### Task description
Restating the data word for word is all that is required.

───── Stored data

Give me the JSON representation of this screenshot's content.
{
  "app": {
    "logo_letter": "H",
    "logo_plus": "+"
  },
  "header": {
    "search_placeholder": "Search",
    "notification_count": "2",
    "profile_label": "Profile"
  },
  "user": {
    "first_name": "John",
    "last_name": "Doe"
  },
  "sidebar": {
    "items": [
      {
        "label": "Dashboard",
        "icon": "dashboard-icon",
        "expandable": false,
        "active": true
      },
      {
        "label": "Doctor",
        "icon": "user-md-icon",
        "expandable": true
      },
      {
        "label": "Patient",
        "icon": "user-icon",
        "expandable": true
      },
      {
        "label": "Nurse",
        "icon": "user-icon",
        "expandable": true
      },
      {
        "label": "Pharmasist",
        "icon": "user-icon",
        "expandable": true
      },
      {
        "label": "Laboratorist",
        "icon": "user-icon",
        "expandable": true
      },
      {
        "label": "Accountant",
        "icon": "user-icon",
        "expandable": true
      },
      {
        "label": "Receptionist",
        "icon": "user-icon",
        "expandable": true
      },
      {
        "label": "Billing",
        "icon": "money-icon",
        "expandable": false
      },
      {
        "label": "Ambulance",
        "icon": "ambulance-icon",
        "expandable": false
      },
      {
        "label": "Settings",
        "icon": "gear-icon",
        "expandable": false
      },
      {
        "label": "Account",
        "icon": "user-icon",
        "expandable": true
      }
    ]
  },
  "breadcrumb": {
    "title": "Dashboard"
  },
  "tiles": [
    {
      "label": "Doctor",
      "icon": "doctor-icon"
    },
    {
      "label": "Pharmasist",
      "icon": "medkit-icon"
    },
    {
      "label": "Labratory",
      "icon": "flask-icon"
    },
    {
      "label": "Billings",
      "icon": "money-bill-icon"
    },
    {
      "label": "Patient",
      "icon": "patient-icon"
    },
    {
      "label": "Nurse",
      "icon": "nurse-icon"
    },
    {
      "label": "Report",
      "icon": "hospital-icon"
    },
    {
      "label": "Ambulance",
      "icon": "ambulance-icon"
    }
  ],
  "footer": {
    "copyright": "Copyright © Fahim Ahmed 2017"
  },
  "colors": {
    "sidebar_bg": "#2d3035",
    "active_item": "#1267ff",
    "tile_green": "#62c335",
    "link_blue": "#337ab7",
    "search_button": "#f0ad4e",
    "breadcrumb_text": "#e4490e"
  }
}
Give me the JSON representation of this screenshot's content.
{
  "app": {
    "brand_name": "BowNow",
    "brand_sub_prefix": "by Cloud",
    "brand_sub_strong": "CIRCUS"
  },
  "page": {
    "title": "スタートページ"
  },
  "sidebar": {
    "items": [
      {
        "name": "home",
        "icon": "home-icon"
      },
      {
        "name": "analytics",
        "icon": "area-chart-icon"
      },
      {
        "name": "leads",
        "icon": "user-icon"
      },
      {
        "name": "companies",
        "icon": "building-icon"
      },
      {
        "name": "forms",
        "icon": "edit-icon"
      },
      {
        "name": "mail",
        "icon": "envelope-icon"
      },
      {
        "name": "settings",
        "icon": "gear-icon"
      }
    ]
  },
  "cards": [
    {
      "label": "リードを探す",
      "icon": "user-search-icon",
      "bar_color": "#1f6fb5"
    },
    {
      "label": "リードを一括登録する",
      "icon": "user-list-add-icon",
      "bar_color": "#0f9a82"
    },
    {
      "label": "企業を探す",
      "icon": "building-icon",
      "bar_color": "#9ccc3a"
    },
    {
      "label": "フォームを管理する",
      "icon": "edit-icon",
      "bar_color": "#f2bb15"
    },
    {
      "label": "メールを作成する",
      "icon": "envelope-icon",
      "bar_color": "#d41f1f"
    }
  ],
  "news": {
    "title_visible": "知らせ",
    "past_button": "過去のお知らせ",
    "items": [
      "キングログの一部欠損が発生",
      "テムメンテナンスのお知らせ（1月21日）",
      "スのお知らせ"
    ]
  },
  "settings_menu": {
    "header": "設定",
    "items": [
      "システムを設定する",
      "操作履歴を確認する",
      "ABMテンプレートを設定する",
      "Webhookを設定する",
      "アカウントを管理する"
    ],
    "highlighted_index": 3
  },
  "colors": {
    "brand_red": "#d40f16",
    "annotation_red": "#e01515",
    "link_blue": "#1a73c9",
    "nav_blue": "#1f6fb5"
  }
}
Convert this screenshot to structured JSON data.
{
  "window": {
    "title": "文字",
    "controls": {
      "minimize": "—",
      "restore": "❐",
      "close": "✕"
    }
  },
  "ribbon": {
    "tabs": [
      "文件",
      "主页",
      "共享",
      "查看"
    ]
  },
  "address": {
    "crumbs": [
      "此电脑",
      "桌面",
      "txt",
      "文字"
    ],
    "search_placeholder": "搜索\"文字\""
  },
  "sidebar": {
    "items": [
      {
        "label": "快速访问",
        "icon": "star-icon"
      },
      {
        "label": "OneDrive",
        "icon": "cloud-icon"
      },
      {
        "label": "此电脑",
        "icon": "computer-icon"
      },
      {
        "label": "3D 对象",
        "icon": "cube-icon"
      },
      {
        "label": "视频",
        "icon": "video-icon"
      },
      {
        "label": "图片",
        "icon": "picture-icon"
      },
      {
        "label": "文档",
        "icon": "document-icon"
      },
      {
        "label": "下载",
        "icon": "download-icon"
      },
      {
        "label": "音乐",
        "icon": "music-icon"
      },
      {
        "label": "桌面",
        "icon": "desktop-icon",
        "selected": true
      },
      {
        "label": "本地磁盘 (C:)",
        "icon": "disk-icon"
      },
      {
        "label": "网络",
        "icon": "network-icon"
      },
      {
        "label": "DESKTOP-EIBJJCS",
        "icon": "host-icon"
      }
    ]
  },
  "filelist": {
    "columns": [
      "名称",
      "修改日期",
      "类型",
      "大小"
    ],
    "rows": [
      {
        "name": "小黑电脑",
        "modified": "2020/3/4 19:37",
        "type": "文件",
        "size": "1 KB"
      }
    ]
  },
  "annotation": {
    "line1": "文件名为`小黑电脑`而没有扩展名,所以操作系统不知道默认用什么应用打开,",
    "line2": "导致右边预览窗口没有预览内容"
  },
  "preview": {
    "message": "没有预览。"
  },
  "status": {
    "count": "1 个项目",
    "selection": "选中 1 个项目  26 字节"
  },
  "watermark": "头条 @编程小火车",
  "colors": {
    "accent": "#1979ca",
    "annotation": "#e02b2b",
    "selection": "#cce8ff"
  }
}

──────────

### Answer for the task
Give me the JSON representation of this screenshot's content.
{
  "app": {
    "logo_letter": "H",
    "logo_plus": "+"
  },
  "header": {
    "search_placeholder": "Search",
    "notification_count": "2",
    "profile_label": "Profile"
  },
  "user": {
    "first_name": "John",
    "last_name": "Doe"
  },
  "sidebar": {
    "items": [
      {
        "label": "Dashboard",
        "icon": "dashboard-icon",
        "expandable": false,
        "active": true
      },
      {
        "label": "Doctor",
        "icon": "user-md-icon",
        "expandable": true
      },
      {
        "label": "Patient",
        "icon": "user-icon",
        "expandable": true
      },
      {
        "label": "Nurse",
        "icon": "user-icon",
        "expandable": true
      },
      {
        "label": "Pharmasist",
        "icon": "user-icon",
        "expandable": true
      },
      {
        "label": "Laboratorist",
        "icon": "user-icon",
        "expandable": true
      },
      {
        "label": "Accountant",
        "icon": "user-icon",
        "expandable": true
      },
      {
        "label": "Receptionist",
        "icon": "user-icon",
        "expandable": true
      },
      {
        "label": "Billing",
        "icon": "money-icon",
        "expandable": false
      },
      {
        "label": "Ambulance",
        "icon": "ambulance-icon",
        "expandable": false
      },
      {
        "label": "Settings",
        "icon": "gear-icon",
        "expandable": false
      },
      {
        "label": "Account",
        "icon": "user-icon",
        "expandable": true
      }
    ]
  },
  "breadcrumb": {
    "title": "Dashboard"
  },
  "tiles": [
    {
      "label": "Doctor",
      "icon": "doctor-icon"
    },
    {
      "label": "Pharmasist",
      "icon": "medkit-icon"
    },
    {
      "label": "Labratory",
      "icon": "flask-icon"
    },
    {
      "label": "Billings",
      "icon": "money-bill-icon"
    },
    {
      "label": "Patient",
      "icon": "patient-icon"
    },
    {
      "label": "Nurse",
      "icon": "nurse-icon"
    },
    {
      "label": "Report",
      "icon": "hospital-icon"
    },
    {
      "label": "Ambulance",
      "icon": "ambulance-icon"
    }
  ],
  "footer": {
    "copyright": "Copyright © Fahim Ahmed 2017"
  },
  "colors": {
    "sidebar_bg": "#2d3035",
    "active_item": "#1267ff",
    "tile_green": "#62c335",
    "link_blue": "#337ab7",
    "search_button": "#f0ad4e",
    "breadcrumb_text": "#e4490e"
  }
}
Give me the JSON representation of this screenshot's content.
{
  "app": {
    "brand_name": "BowNow",
    "brand_sub_prefix": "by Cloud",
    "brand_sub_strong": "CIRCUS"
  },
  "page": {
    "title": "スタートページ"
  },
  "sidebar": {
    "items": [
      {
        "name": "home",
        "icon": "home-icon"
      },
      {
        "name": "analytics",
        "icon": "area-chart-icon"
      },
      {
        "name": "leads",
        "icon": "user-icon"
      },
      {
        "name": "companies",
        "icon": "building-icon"
      },
      {
        "name": "forms",
        "icon": "edit-icon"
      },
      {
        "name": "mail",
        "icon": "envelope-icon"
      },
      {
        "name": "settings",
        "icon": "gear-icon"
      }
    ]
  },
  "cards": [
    {
      "label": "リードを探す",
      "icon": "user-search-icon",
      "bar_color": "#1f6fb5"
    },
    {
      "label": "リードを一括登録する",
      "icon": "user-list-add-icon",
      "bar_color": "#0f9a82"
    },
    {
      "label": "企業を探す",
      "icon": "building-icon",
      "bar_color": "#9ccc3a"
    },
    {
      "label": "フォームを管理する",
      "icon": "edit-icon",
      "bar_color": "#f2bb15"
    },
    {
      "label": "メールを作成する",
      "icon": "envelope-icon",
      "bar_color": "#d41f1f"
    }
  ],
  "news": {
    "title_visible": "知らせ",
    "past_button": "過去のお知らせ",
    "items": [
      "キングログの一部欠損が発生",
      "テムメンテナンスのお知らせ（1月21日）",
      "スのお知らせ"
    ]
  },
  "settings_menu": {
    "header": "設定",
    "items": [
      "システムを設定する",
      "操作履歴を確認する",
      "ABMテンプレートを設定する",
      "Webhookを設定する",
      "アカウントを管理する"
    ],
    "highlighted_index": 3
  },
  "colors": {
    "brand_red": "#d40f16",
    "annotation_red": "#e01515",
    "link_blue": "#1a73c9",
    "nav_blue": "#1f6fb5"
  }
}
Convert this screenshot to structured JSON data.
{
  "window": {
    "title": "文字",
    "controls": {
      "minimize": "—",
      "restore": "❐",
      "close": "✕"
    }
  },
  "ribbon": {
    "tabs": [
      "文件",
      "主页",
      "共享",
      "查看"
    ]
  },
  "address": {
    "crumbs": [
      "此电脑",
      "桌面",
      "txt",
      "文字"
    ],
    "search_placeholder": "搜索\"文字\""
  },
  "sidebar": {
    "items": [
      {
        "label": "快速访问",
        "icon": "star-icon"
      },
      {
        "label": "OneDrive",
        "icon": "cloud-icon"
      },
      {
        "label": "此电脑",
        "icon": "computer-icon"
      },
      {
        "label": "3D 对象",
        "icon": "cube-icon"
      },
      {
        "label": "视频",
        "icon": "video-icon"
      },
      {
        "label": "图片",
        "icon": "picture-icon"
      },
      {
        "label": "文档",
        "icon": "document-icon"
      },
      {
        "label": "下载",
        "icon": "download-icon"
      },
      {
        "label": "音乐",
        "icon": "music-icon"
      },
      {
        "label": "桌面",
        "icon": "desktop-icon",
        "selected": true
      },
      {
        "label": "本地磁盘 (C:)",
        "icon": "disk-icon"
      },
      {
        "label": "网络",
        "icon": "network-icon"
      },
      {
        "label": "DESKTOP-EIBJJCS",
        "icon": "host-icon"
      }
    ]
  },
  "filelist": {
    "columns": [
      "名称",
      "修改日期",
      "类型",
      "大小"
    ],
    "rows": [
      {
        "name": "小黑电脑",
        "modified": "2020/3/4 19:37",
        "type": "文件",
        "size": "1 KB"
      }
    ]
  },
  "annotation": {
    "line1": "文件名为`小黑电脑`而没有扩展名,所以操作系统不知道默认用什么应用打开,",
    "line2": "导致右边预览窗口没有预览内容"
  },
  "preview": {
    "message": "没有预览。"
  },
  "status": {
    "count": "1 个项目",
    "selection": "选中 1 个项目  26 字节"
  },
  "watermark": "头条 @编程小火车",
  "colors": {
    "accent": "#1979ca",
    "annotation": "#e02b2b",
    "selection": "#cce8ff"
  }
}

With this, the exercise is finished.